The chamber was all too happy in the days running up to the Republican primary last month to remind voters of Scott's premier accomplishment in business: serving as a CEO of a hospital chain that committed massive Medicare fraud and paid a record $1.7 billion fine. By comparison, Sink was a bank executive for 26 years at a giant financial institution and has served four years as Florida's chief financial officer.
More importantly for the chamber's membership, Sink's agenda is in line with the chamber's — not unexpected from a candidate who once served on its board. She's proposed giving business start-ups access to capital by deferring corporate income taxes for the first three years. She wants to offer corporate tax credits to businesses that add jobs, and has joined the call to cut regulatory and permitting red tape. Scott has his own economic plan, but it's less detailed and in some cases, unrealistic. For example, one of the ways he says he'll be able to afford broad property tax cuts is to cut $1 billion from a $2.3 billion prison budget. Exactly how he'll do that without wholesale release of prisoners has yet to be explained.
In justifying the endorsement, Steve Halverson, the chamber chairman, said that Scott's experience creating jobs is "the type of leadership that Florida's economy needs." That's a far cry from the way Scott was portrayed in ads paid for with chamber money during his primary battle with Attorney General Bill McCollum. In just one example, a television ad campaign underwritten with $500,000 from the U.S. Chamber of Commerce denounced Scott as profiting from the "largest Medicare fraud in American history."
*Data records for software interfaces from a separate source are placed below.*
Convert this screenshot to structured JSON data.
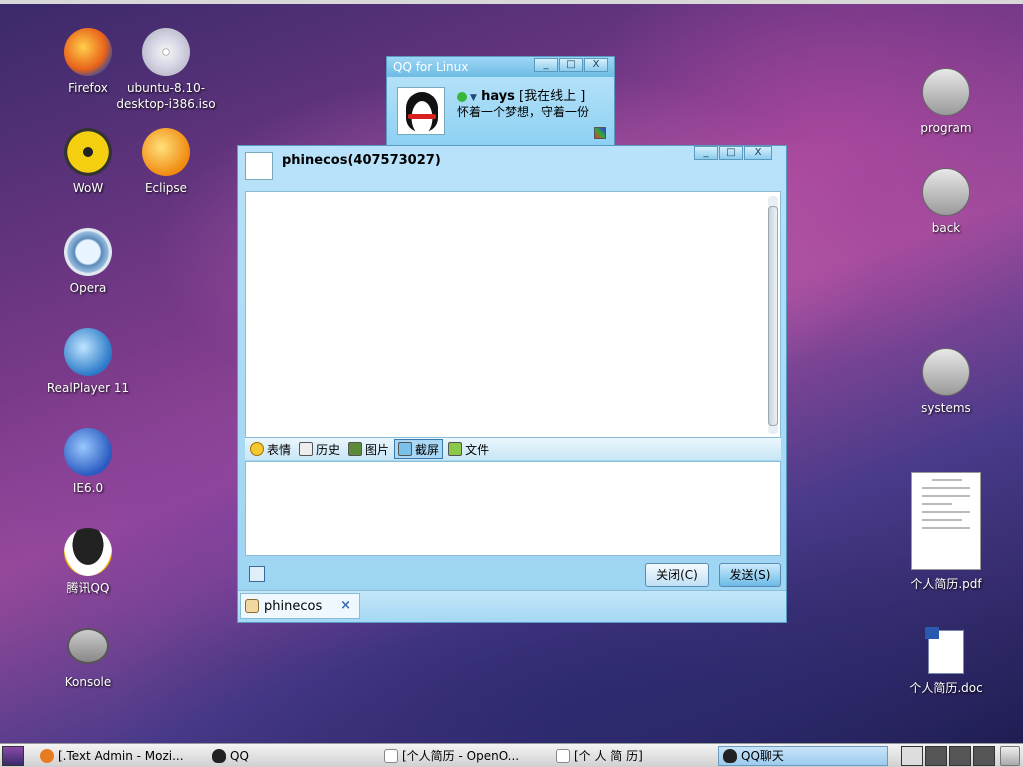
{
  "desktop": {
    "left_icons": [
      {
        "label": "Firefox",
        "icon": "firefox-icon"
      },
      {
        "label": "ubuntu-8.10-\ndesktop-i386.iso",
        "icon": "cd-image-icon"
      },
      {
        "label": "WoW",
        "icon": "wow-icon"
      },
      {
        "label": "Eclipse",
        "icon": "eclipse-icon"
      },
      {
        "label": "Opera",
        "icon": "opera-icon"
      },
      {
        "label": "RealPlayer 11",
        "icon": "realplayer-icon"
      },
      {
        "label": "IE6.0",
        "icon": "ie-icon"
      },
      {
        "label": "腾讯QQ",
        "icon": "qq-icon"
      },
      {
        "label": "Konsole",
        "icon": "konsole-icon"
      }
    ],
    "right_icons": [
      {
        "label": "program",
        "icon": "disk-icon"
      },
      {
        "label": "back",
        "icon": "disk-icon"
      },
      {
        "label": "systems",
        "icon": "disk-icon"
      },
      {
        "label": "个人简历.pdf",
        "icon": "pdf-document-icon"
      },
      {
        "label": "个人简历.doc",
        "icon": "word-document-icon"
      }
    ]
  },
  "qq_mini": {
    "title": "QQ for Linux",
    "name": "hays",
    "status": "[我在线上 ]",
    "signature": "怀着一个梦想，守着一份"
  },
  "chat": {
    "title": "phinecos(407573027)",
    "toolbar": {
      "emoticon": "表情",
      "history": "历史",
      "picture": "图片",
      "screenshot": "截屏",
      "file": "文件"
    },
    "close_label": "关闭(C)",
    "send_label": "发送(S)",
    "tab_label": "phinecos",
    "tab_close": "×"
  },
  "window_buttons": {
    "minimize": "_",
    "maximize": "□",
    "close": "X"
  },
  "taskbar": {
    "items": [
      {
        "label": "[.Text Admin - Mozi...",
        "icon": "firefox-icon"
      },
      {
        "label": "QQ",
        "icon": "qq-icon"
      },
      {
        "label": "[个人简历 - OpenO...",
        "icon": "document-icon"
      },
      {
        "label": "[个 人 简 历]",
        "icon": "document-icon"
      },
      {
        "label": "QQ聊天",
        "icon": "qq-icon"
      }
    ]
  }
}
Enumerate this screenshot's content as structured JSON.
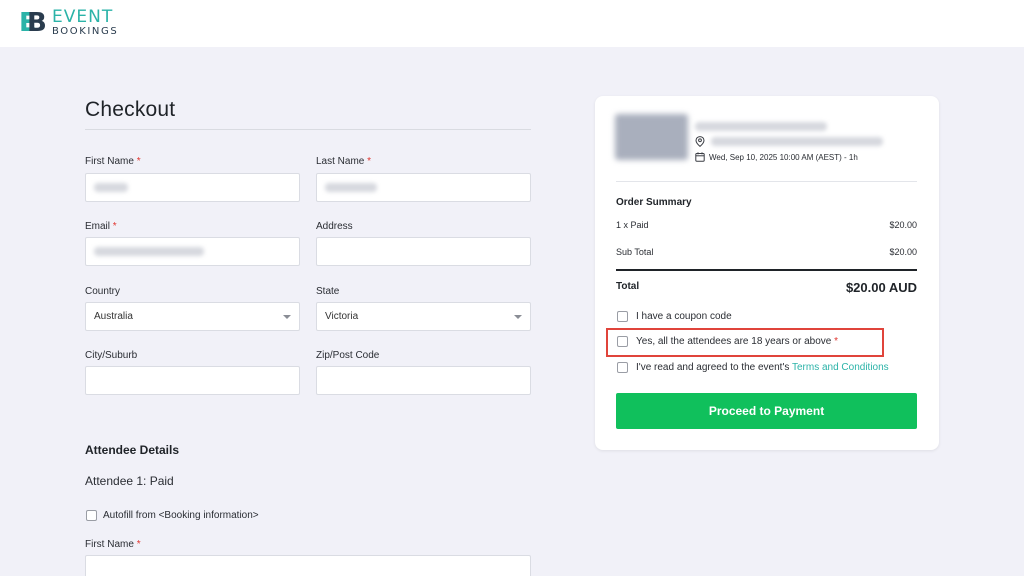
{
  "brand": {
    "line1": "EVENT",
    "line2": "BOOKINGS",
    "mark1": "E",
    "mark2": "B"
  },
  "checkout": {
    "title": "Checkout",
    "first_name": {
      "label": "First Name",
      "required": "*"
    },
    "last_name": {
      "label": "Last Name",
      "required": "*"
    },
    "email": {
      "label": "Email",
      "required": "*"
    },
    "address": {
      "label": "Address",
      "value": ""
    },
    "country": {
      "label": "Country",
      "value": "Australia"
    },
    "state": {
      "label": "State",
      "value": "Victoria"
    },
    "city": {
      "label": "City/Suburb",
      "value": ""
    },
    "zip": {
      "label": "Zip/Post Code",
      "value": ""
    }
  },
  "attendee": {
    "section_title": "Attendee Details",
    "title": "Attendee 1: Paid",
    "autofill_label": "Autofill from <Booking information>",
    "first_name": {
      "label": "First Name",
      "required": "*"
    }
  },
  "summary": {
    "event_date": "Wed, Sep 10, 2025 10:00 AM (AEST) - 1h",
    "title": "Order Summary",
    "item_label": "1 x Paid",
    "item_value": "$20.00",
    "subtotal_label": "Sub Total",
    "subtotal_value": "$20.00",
    "total_label": "Total",
    "total_value": "$20.00 AUD",
    "coupon_label": "I have a coupon code",
    "age_label": "Yes, all the attendees are 18 years or above",
    "age_required": "*",
    "terms_prefix": "I've read and agreed to the event's ",
    "terms_link": "Terms and Conditions",
    "pay_button": "Proceed to Payment"
  },
  "colors": {
    "accent": "#2bb3a8",
    "pay": "#10c05c",
    "highlight": "#e0443b",
    "required": "#e0342e"
  }
}
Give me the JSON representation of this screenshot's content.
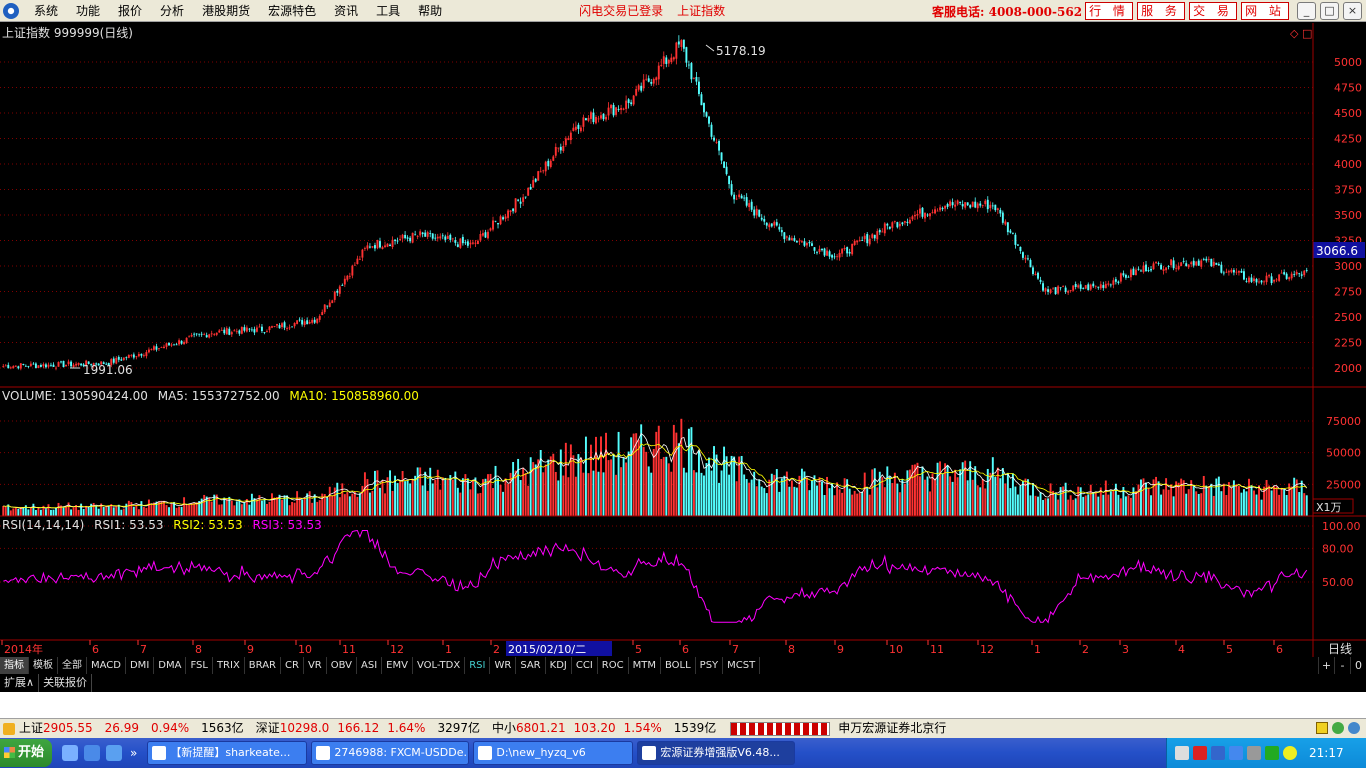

Just how did Scott go from notorious scoundrel to the right candidate for governor of the fourth-largest state? In the chamber's view apparently only one answer matters: He's not a Democrat.